> **To do**:
Show every line in the records below that contains the word "verified".

[Excerpts from an interface dataset]

[Start of Attachment]

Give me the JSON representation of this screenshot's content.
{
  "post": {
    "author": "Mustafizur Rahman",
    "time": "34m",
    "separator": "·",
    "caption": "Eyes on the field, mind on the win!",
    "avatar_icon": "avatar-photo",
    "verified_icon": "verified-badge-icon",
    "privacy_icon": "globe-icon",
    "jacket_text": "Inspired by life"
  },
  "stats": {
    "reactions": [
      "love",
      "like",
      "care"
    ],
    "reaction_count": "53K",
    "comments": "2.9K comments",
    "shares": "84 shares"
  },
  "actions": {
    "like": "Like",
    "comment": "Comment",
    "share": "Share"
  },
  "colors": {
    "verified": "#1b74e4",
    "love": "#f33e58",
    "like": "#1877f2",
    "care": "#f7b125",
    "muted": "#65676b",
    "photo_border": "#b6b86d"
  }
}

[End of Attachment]

> **Result**:
    "verified_icon": "verified-badge-icon",
    "verified": "#1b74e4",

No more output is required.